Mindful Mondays–Loving Kindness Meditation

F! feeling bad, let’s practice loving kindness!

This mindfulness practice actually makes you kind—to self and others. It also takes it easy on your body by taking you out of survival brain (fight flight or freeze) and calming anxiety.


Sit in a comfortable position where you can breathe easily and are not likely to be interrupted. Open or download the Loving Kindness Meditation/Metta Prayer Script to follow along–this is one of many variations of the practice.

  1. Recite through the first stanza three to five times while focusing on the love you have for you.
  2. Recite through the second stanza three to five times while focusing on the love you have for someone in your life that you care about.
  3. Recite through the second stanza three to five times while focusing love and kindness for someone in your life that you do not have a relationship with, like someone you pass on the street often.
  4. Recite through the second stanza three to five times while focusing love and kindness for someone with whom you have conflict.
  5. Recite through the last stanza three to five times focusing love and kindness toward all living things.

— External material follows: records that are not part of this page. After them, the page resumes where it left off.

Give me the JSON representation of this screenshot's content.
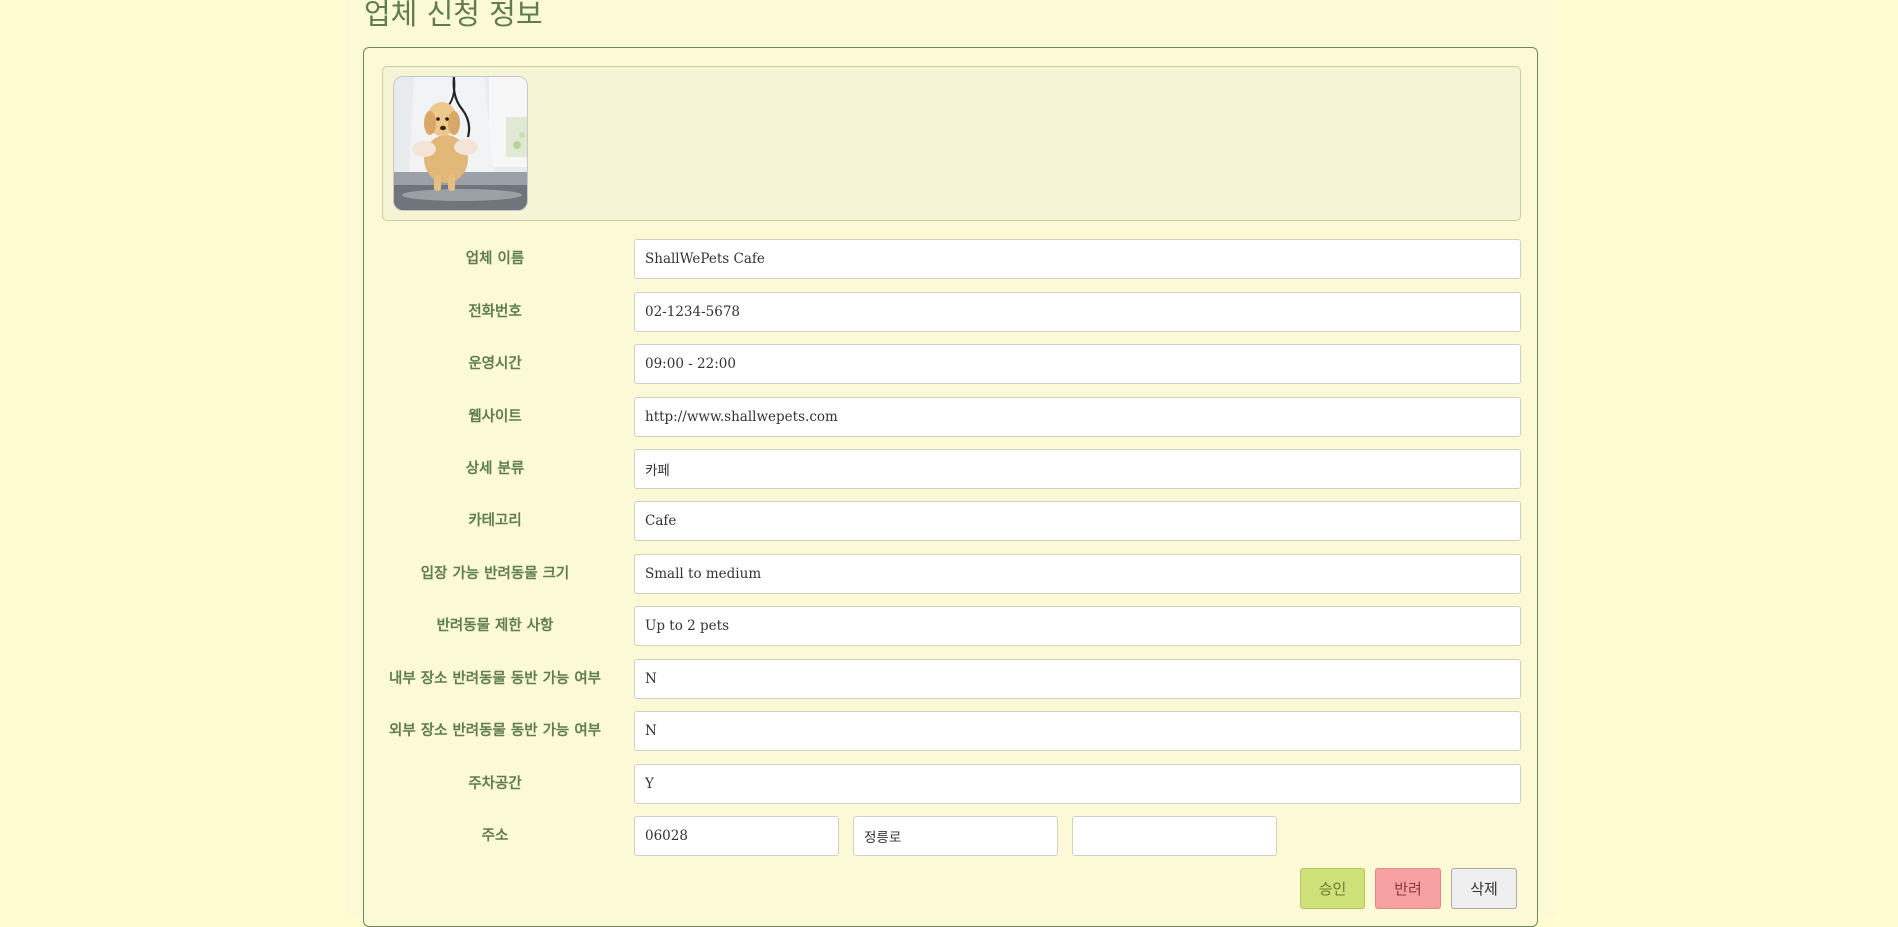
{
  "page": {
    "title": "업체 신청 정보"
  },
  "business_image": {
    "alt": "golden retriever puppy at veterinarian"
  },
  "fields": [
    {
      "label": "업체 이름",
      "value": "ShallWePets Cafe"
    },
    {
      "label": "전화번호",
      "value": "02-1234-5678"
    },
    {
      "label": "운영시간",
      "value": "09:00 - 22:00"
    },
    {
      "label": "웹사이트",
      "value": "http://www.shallwepets.com"
    },
    {
      "label": "상세 분류",
      "value": "카페"
    },
    {
      "label": "카테고리",
      "value": "Cafe"
    },
    {
      "label": "입장 가능 반려동물 크기",
      "value": "Small to medium"
    },
    {
      "label": "반려동물 제한 사항",
      "value": "Up to 2 pets"
    },
    {
      "label": "내부 장소 반려동물 동반 가능 여부",
      "value": "N"
    },
    {
      "label": "외부 장소 반려동물 동반 가능 여부",
      "value": "N"
    },
    {
      "label": "주차공간",
      "value": "Y"
    }
  ],
  "address": {
    "label": "주소",
    "postcode": "06028",
    "road": "정릉로",
    "detail": ""
  },
  "actions": {
    "approve": "승인",
    "reject": "반려",
    "delete": "삭제"
  },
  "colors": {
    "background": "#fefcd0",
    "accent_text": "#5f7d4f",
    "approve": "#cfe27a",
    "reject": "#f7a0a2",
    "delete": "#efefef"
  }
}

I am certain you can think of a time when you aggressively reacted to something only to discover later that your assumptions about the situation were misguided. Unattended anger, sadness, or anxiety can create barriers to your ability to feel compassion, empathy, and love toward you and others. Of course, there are quite a few ways to use mindfulness to observe your emotions to better address their needs, but this is a different approach.

Our words are important. What we say and what we hear becomes truth over time. People call it self-fulfilling prophecy, manifesting, or even priming. Where you focus your attention and the words you use to describe and define your situations influence your actions. If you consider the days you felt irritable, weren’t you more likely to think poorly of others? What about the days you felt accomplished, joyous, or grateful? The practice of focusing on love for the self and others while speaking loving words has a strong effect that builds over time. The more compassion you feel, the more opportunities for joy. The more opportunities for joy, the more you balance feelings of anger, anxiety, and sadness. Check out the science behind it, according to Seppala (2014) and Nunez (2020):

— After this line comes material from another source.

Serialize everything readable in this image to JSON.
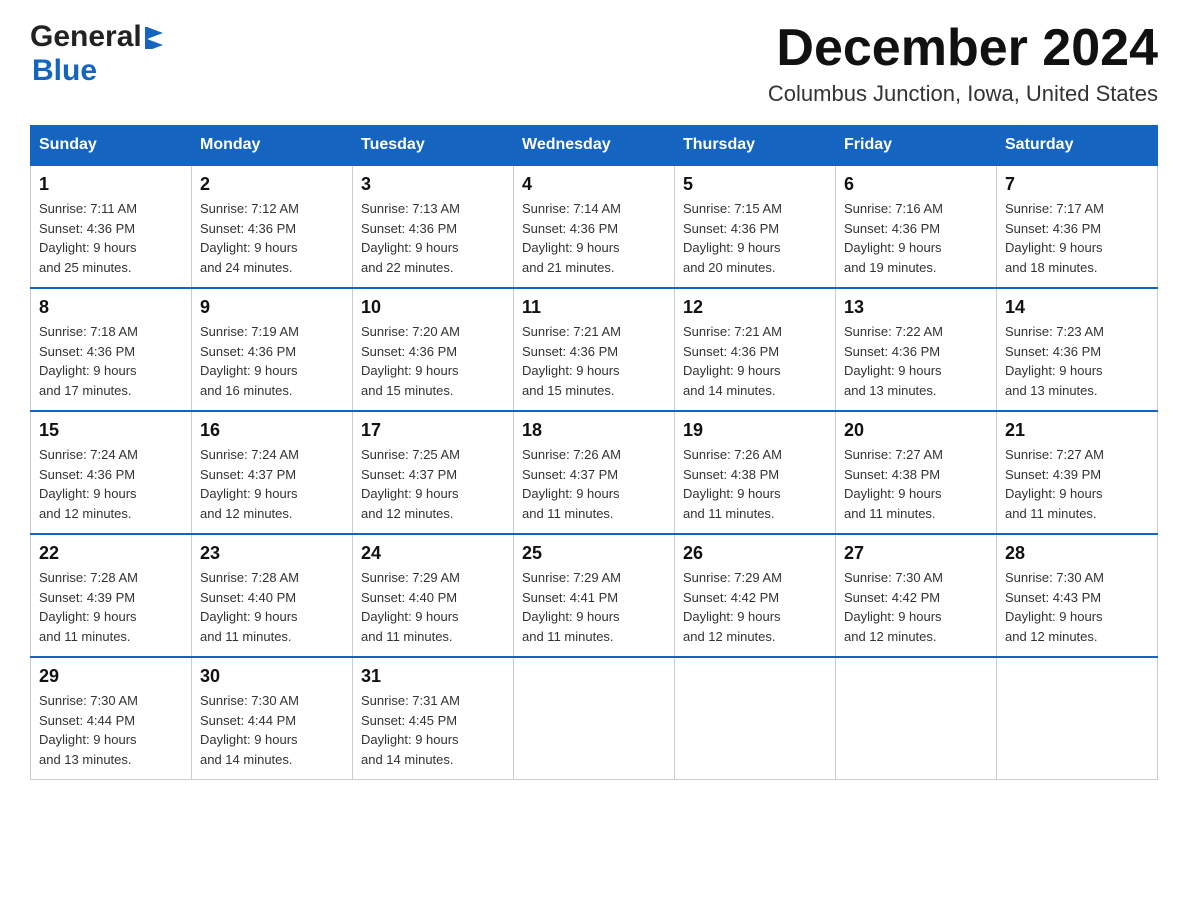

  • Increased positive emotions;
  • Decreased PTSD symptoms;
  • Reduces self-criticism; and,
  • Increases compassion.


The mind and body are intimately connected. Even over short periods of time, what we say has physical changes in the body. Practicing the Loving Kindness Meditation increases the physical parts of the body that increase empathy. Your brain develops and adapts to exist in the environment it is in. When you focus your attention while saying the words, it reduces stress to provide relief from survival mode. This is important for your physical health, because when you are in survival mode you are wearing your body out–your muscles are tense, your breathing is shallow, and your heart pumps rapidly. Headaches, muscle pain, and other physical symptoms of unwellness (that also cause irritability) are often due to stress. Which explains why practicing loving kindness benefits us by (Seppala, 2014; Nunez 2020):

  • Slowing aging;
  • Increasing relaxation;
  • Increasing gray matter in the brain—related to emotion regulation;
  • Increasing emotional intelligence;
  • Decreasing pain; and,
  • Reducing migraines.


Most of us experienced increased anxiety and decreased social interaction since the pandemic; however, anxiety has been increasing since before we were forced out of social situations. Technology (these very convenient computers we carry around in our pockets that are accessible at all times) interferes with brain functions that help us confidently move in our world—it robs us of our agency. Additionally, most of us are overly engaged in social media, which gives us a skewed perspective of others and how they live. Not only is it easier to be irritable with someone you can’t see face to face, but we are missing the hormonal reactions from doing so. Did you know that we release different hormones associated with empathy, compassion, and bonding when we are in the presence of others?

Practicing loving kindness combats this effect in the following ways by (Seppala, 2014; Nunez 2020):

  • Increasing motivation to help others;
  • Reducing bias toward others;
  • Increasing social connection; and,
  • Activating empathy.

If you are interested in increasing your ability to regulate your emotions, move through the world more purposefully, and manage overwhelming anger and anxiety, consider registering for the F! Feeling Bad program by signing up for your free consultation.

For more information about Loving Kindness, follow the links below:

5 Benefits of Metta Meditation and How to Do It – Nunez

18 Science-Backed Reasons to Try Loving-Kindness Meditation – Seppala

Metta Meditation: The Benefits, The Science Behind It, & How to Do It – Fisher

This Loving-Kindness Meditation is a Radical Act of Love – Kabat-Zinn


Disclaimer: This content is intended for educational purposes only. It is not a substitute for mental health or medical treatment. It is important for those with clinical and medical diagnoses to receive the appropriate treatment from trusted and trained practitioners.